A Mon past for a Modern Nation: Writing a Minority History into and out of Burma
The nation has hijacked history in Burma. Prasenjit Duara rescued history from the nation, and much historiography has moved in other directions. Yet the nation and nation-state continue to shape how people think about their past in Southeast Asia, not least Burma/Myanmar. The Mons are people with an early presence in Burma, instrumental to the spread of Theravāda Buddhism during the first millennium AD. Today, to the extent that they are an object of study at all, when attention does not focus on the politics of the Mons as another ethnic minority sometimes in conflict with the central government, it focuses on the ancient past.
Mon history, however, has never been confined to modern Burma, nor to the ancient past. How is it that the Mons and their history have come to be fixed under the Burmese nation-state and relegated to the distant past? Whose interests has this positioning served? What are the possibilities for moving beyond these confines to talk about Mons in the past without following the logic of a national history? Looking for “networks” in the past can allow us to find communal ties without the burdens of looking for, or finding the absence of, ethnicity, ethnic cohesion, or a state apparatus associated with that ethnic group. For the Mons, we can begin to see the spread of their networks in more recent centuries and the role these networks have played in cultural transmission and the evolution of various Mainland Southeast Asian polities.

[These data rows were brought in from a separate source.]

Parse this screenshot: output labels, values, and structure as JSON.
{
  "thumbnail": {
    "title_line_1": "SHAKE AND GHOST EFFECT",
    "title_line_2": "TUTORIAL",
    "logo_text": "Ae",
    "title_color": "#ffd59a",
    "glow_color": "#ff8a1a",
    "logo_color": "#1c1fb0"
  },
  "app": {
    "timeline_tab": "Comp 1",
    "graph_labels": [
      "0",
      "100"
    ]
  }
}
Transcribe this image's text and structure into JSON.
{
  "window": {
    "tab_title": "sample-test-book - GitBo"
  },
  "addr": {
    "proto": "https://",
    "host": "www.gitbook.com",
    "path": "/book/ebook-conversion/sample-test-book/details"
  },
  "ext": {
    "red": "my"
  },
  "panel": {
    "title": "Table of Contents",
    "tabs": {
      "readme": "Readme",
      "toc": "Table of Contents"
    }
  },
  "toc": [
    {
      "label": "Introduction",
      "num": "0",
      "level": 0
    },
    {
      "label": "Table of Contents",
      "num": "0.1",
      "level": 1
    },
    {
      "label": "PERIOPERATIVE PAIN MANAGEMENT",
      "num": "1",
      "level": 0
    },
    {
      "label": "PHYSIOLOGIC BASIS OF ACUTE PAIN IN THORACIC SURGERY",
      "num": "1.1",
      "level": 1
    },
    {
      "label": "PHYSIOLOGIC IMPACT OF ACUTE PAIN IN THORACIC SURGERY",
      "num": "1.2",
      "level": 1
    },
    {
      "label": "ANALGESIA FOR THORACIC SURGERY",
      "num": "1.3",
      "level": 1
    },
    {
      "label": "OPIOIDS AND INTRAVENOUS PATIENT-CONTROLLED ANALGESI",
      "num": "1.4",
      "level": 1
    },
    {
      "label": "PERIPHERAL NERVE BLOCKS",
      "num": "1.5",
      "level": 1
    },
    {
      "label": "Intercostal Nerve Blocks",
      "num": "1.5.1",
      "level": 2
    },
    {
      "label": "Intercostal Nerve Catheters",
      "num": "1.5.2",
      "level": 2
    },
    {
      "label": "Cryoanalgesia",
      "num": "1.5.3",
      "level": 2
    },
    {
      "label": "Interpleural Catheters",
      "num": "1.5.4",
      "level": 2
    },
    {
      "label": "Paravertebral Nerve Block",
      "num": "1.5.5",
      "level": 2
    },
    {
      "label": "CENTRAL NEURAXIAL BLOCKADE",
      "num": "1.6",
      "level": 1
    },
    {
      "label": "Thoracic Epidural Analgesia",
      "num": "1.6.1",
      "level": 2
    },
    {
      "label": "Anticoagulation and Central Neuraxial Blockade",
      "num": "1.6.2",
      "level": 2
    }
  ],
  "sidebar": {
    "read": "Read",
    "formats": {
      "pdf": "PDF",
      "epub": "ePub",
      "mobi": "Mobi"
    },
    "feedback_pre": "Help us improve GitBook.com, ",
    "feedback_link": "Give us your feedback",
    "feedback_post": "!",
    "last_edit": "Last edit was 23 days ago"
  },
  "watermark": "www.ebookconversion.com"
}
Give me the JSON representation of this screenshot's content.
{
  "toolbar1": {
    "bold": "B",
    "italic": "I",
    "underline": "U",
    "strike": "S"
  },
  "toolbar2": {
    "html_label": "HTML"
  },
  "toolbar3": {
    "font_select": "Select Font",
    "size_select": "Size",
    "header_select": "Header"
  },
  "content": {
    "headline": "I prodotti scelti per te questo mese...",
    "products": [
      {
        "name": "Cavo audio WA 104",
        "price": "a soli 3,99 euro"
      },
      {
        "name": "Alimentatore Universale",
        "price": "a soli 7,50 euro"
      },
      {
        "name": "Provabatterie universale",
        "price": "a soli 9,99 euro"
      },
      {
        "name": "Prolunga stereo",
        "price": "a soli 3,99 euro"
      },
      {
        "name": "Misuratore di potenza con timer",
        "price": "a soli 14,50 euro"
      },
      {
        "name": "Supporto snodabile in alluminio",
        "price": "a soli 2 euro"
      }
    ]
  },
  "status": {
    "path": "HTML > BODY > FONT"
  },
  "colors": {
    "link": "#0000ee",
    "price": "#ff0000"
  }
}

Patrick McCormick is the local representative of the École française d’Extrême-Orient (EFEO) in Yangon, where he has pursued his interests in Burmese and Mon history and historiography. Recent publications include articles on Burmese historiography and the ethics of doing research in Burma. McCormick is also affiliated with the Department of Comparative Linguistics at the University of Zurich, where he is part of a three-year research project, funded by the Swiss National Science Foundation, on the history of areal linguistics in the “Greater Burma Zone.” He has been living and working in Rangoon for the past nine years. He is also the co-author of a book for learning the Burmese language. McCormick’s talk is based on his book project, which is the culmination of fifteen years’ work on Mon and Burmese history using Mon, Burmese, and Thai-language sources.
Picture: Rechethirat, Mon Military and Culture Hero